Hand back the entries exactly as written, minus every picture.

···

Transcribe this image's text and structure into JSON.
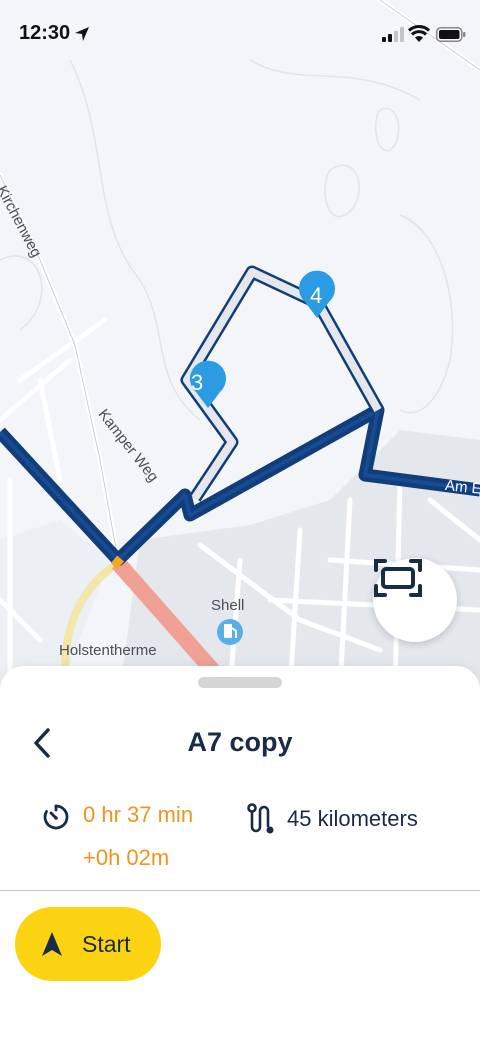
{
  "status_bar": {
    "time": "12:30"
  },
  "map": {
    "street_labels": [
      "Kirchenweg",
      "Kamper Weg",
      "Am E"
    ],
    "poi_labels": [
      "Shell",
      "Holstentherme"
    ],
    "waypoints": [
      "3",
      "4"
    ],
    "route_color": "#113d78",
    "traffic_color": "#f0a095"
  },
  "sheet": {
    "title": "A7 copy",
    "duration": "0 hr 37 min",
    "delay": "+0h 02m",
    "distance": "45 kilometers",
    "start_label": "Start",
    "accent_color": "#f0931f",
    "button_color": "#fcd313"
  },
  "icons": [
    "location-arrow-icon",
    "cellular-signal-icon",
    "wifi-icon",
    "battery-icon",
    "fit-route-icon",
    "back-chevron-icon",
    "timer-icon",
    "route-distance-icon",
    "navigation-arrow-icon",
    "gas-station-icon",
    "waypoint-pin-icon"
  ]
}
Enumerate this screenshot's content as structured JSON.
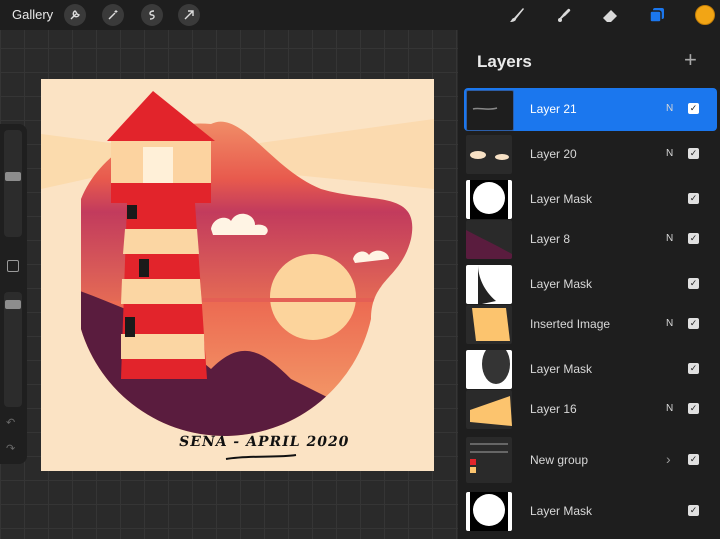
{
  "topbar": {
    "gallery_label": "Gallery",
    "left_tools": [
      "wrench-icon",
      "magic-wand-icon",
      "selection-icon",
      "transform-arrow-icon"
    ],
    "right_tools": [
      "brush-icon",
      "smudge-icon",
      "eraser-icon",
      "layers-icon"
    ],
    "active_color": "#f2a515"
  },
  "canvas": {
    "signature": "SENA - APRIL 2020"
  },
  "layers": {
    "title": "Layers",
    "add_symbol": "+",
    "items": [
      {
        "name": "Layer 21",
        "blend": "N",
        "selected": true
      },
      {
        "name": "Layer 20",
        "blend": "N"
      },
      {
        "name": "Layer Mask",
        "blend": ""
      },
      {
        "name": "Layer 8",
        "blend": "N"
      },
      {
        "name": "Layer Mask",
        "blend": ""
      },
      {
        "name": "Inserted Image",
        "blend": "N"
      },
      {
        "name": "Layer Mask",
        "blend": ""
      },
      {
        "name": "Layer 16",
        "blend": "N"
      },
      {
        "name": "New group",
        "blend": ""
      },
      {
        "name": "Layer Mask",
        "blend": ""
      }
    ]
  },
  "colors": {
    "accent": "#1b77ee",
    "panel": "#1e1e1e"
  }
}
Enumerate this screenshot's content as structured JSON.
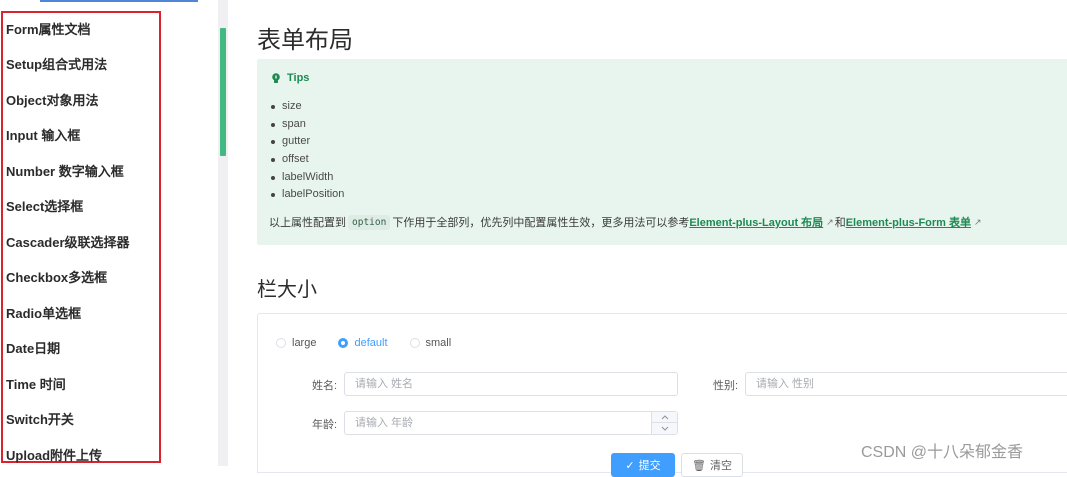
{
  "sidebar": {
    "items": [
      {
        "label": "Form属性文档"
      },
      {
        "label": "Setup组合式用法"
      },
      {
        "label": "Object对象用法"
      },
      {
        "label": "Input 输入框"
      },
      {
        "label": "Number 数字输入框"
      },
      {
        "label": "Select选择框"
      },
      {
        "label": "Cascader级联选择器"
      },
      {
        "label": "Checkbox多选框"
      },
      {
        "label": "Radio单选框"
      },
      {
        "label": "Date日期"
      },
      {
        "label": "Time 时间"
      },
      {
        "label": "Switch开关"
      },
      {
        "label": "Upload附件上传"
      }
    ]
  },
  "main": {
    "title": "表单布局",
    "tips": {
      "heading": "Tips",
      "items": [
        "size",
        "span",
        "gutter",
        "offset",
        "labelWidth",
        "labelPosition"
      ],
      "desc_prefix": "以上属性配置到",
      "desc_code": "option",
      "desc_middle": "下作用于全部列，优先列中配置属性生效，更多用法可以参考",
      "link1": "Element-plus-Layout 布局",
      "desc_and": "和",
      "link2": "Element-plus-Form 表单"
    },
    "section_title": "栏大小",
    "demo": {
      "radios": [
        {
          "label": "large",
          "checked": false
        },
        {
          "label": "default",
          "checked": true
        },
        {
          "label": "small",
          "checked": false
        }
      ],
      "fields": {
        "name": {
          "label": "姓名:",
          "placeholder": "请输入 姓名"
        },
        "gender": {
          "label": "性别:",
          "placeholder": "请输入 性别"
        },
        "age": {
          "label": "年龄:",
          "placeholder": "请输入 年龄"
        }
      },
      "submit_label": "提交",
      "clear_label": "清空"
    }
  },
  "watermark": "CSDN @十八朵郁金香",
  "colors": {
    "accent": "#42b883",
    "primary": "#409eff",
    "tips_bg": "#e8f5ee",
    "highlight_box": "#d9242f"
  }
}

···

Output of the task ▸
Transcribe this image's text and structure into JSON.
{
  "status_bar": {
    "time": "12:30"
  },
  "map": {
    "street_labels": [
      "Kirchenweg",
      "Kamper Weg",
      "Am E"
    ],
    "poi_labels": [
      "Shell",
      "Holstentherme"
    ],
    "waypoints": [
      "3",
      "4"
    ],
    "route_color": "#113d78",
    "traffic_color": "#f0a095"
  },
  "sheet": {
    "title": "A7 copy",
    "duration": "0 hr 37 min",
    "delay": "+0h 02m",
    "distance": "45 kilometers",
    "start_label": "Start",
    "accent_color": "#f0931f",
    "button_color": "#fcd313"
  },
  "icons": [
    "location-arrow-icon",
    "cellular-signal-icon",
    "wifi-icon",
    "battery-icon",
    "fit-route-icon",
    "back-chevron-icon",
    "timer-icon",
    "route-distance-icon",
    "navigation-arrow-icon",
    "gas-station-icon",
    "waypoint-pin-icon"
  ]
}
Enumerate this screenshot's content as structured JSON.
{
  "topbar": {
    "gallery_label": "Gallery",
    "left_tools": [
      "wrench-icon",
      "magic-wand-icon",
      "selection-icon",
      "transform-arrow-icon"
    ],
    "right_tools": [
      "brush-icon",
      "smudge-icon",
      "eraser-icon",
      "layers-icon"
    ],
    "active_color": "#f2a515"
  },
  "canvas": {
    "signature": "SENA - APRIL 2020"
  },
  "layers": {
    "title": "Layers",
    "add_symbol": "+",
    "items": [
      {
        "name": "Layer 21",
        "blend": "N",
        "selected": true
      },
      {
        "name": "Layer 20",
        "blend": "N"
      },
      {
        "name": "Layer Mask",
        "blend": ""
      },
      {
        "name": "Layer 8",
        "blend": "N"
      },
      {
        "name": "Layer Mask",
        "blend": ""
      },
      {
        "name": "Inserted Image",
        "blend": "N"
      },
      {
        "name": "Layer Mask",
        "blend": ""
      },
      {
        "name": "Layer 16",
        "blend": "N"
      },
      {
        "name": "New group",
        "blend": ""
      },
      {
        "name": "Layer Mask",
        "blend": ""
      }
    ]
  },
  "colors": {
    "accent": "#1b77ee",
    "panel": "#1e1e1e"
  }
}
Enumerate this screenshot's content as structured JSON.
{
  "sidebar": {
    "items": [
      {
        "label": "Form属性文档"
      },
      {
        "label": "Setup组合式用法"
      },
      {
        "label": "Object对象用法"
      },
      {
        "label": "Input 输入框"
      },
      {
        "label": "Number 数字输入框"
      },
      {
        "label": "Select选择框"
      },
      {
        "label": "Cascader级联选择器"
      },
      {
        "label": "Checkbox多选框"
      },
      {
        "label": "Radio单选框"
      },
      {
        "label": "Date日期"
      },
      {
        "label": "Time 时间"
      },
      {
        "label": "Switch开关"
      },
      {
        "label": "Upload附件上传"
      }
    ]
  },
  "main": {
    "title": "表单布局",
    "tips": {
      "heading": "Tips",
      "items": [
        "size",
        "span",
        "gutter",
        "offset",
        "labelWidth",
        "labelPosition"
      ],
      "desc_prefix": "以上属性配置到",
      "desc_code": "option",
      "desc_middle": "下作用于全部列，优先列中配置属性生效，更多用法可以参考",
      "link1": "Element-plus-Layout 布局",
      "desc_and": "和",
      "link2": "Element-plus-Form 表单"
    },
    "section_title": "栏大小",
    "demo": {
      "radios": [
        {
          "label": "large",
          "checked": false
        },
        {
          "label": "default",
          "checked": true
        },
        {
          "label": "small",
          "checked": false
        }
      ],
      "fields": {
        "name": {
          "label": "姓名:",
          "placeholder": "请输入 姓名"
        },
        "gender": {
          "label": "性别:",
          "placeholder": "请输入 性别"
        },
        "age": {
          "label": "年龄:",
          "placeholder": "请输入 年龄"
        }
      },
      "submit_label": "提交",
      "clear_label": "清空"
    }
  },
  "watermark": "CSDN @十八朵郁金香",
  "colors": {
    "accent": "#42b883",
    "primary": "#409eff",
    "tips_bg": "#e8f5ee",
    "highlight_box": "#d9242f"
  }
}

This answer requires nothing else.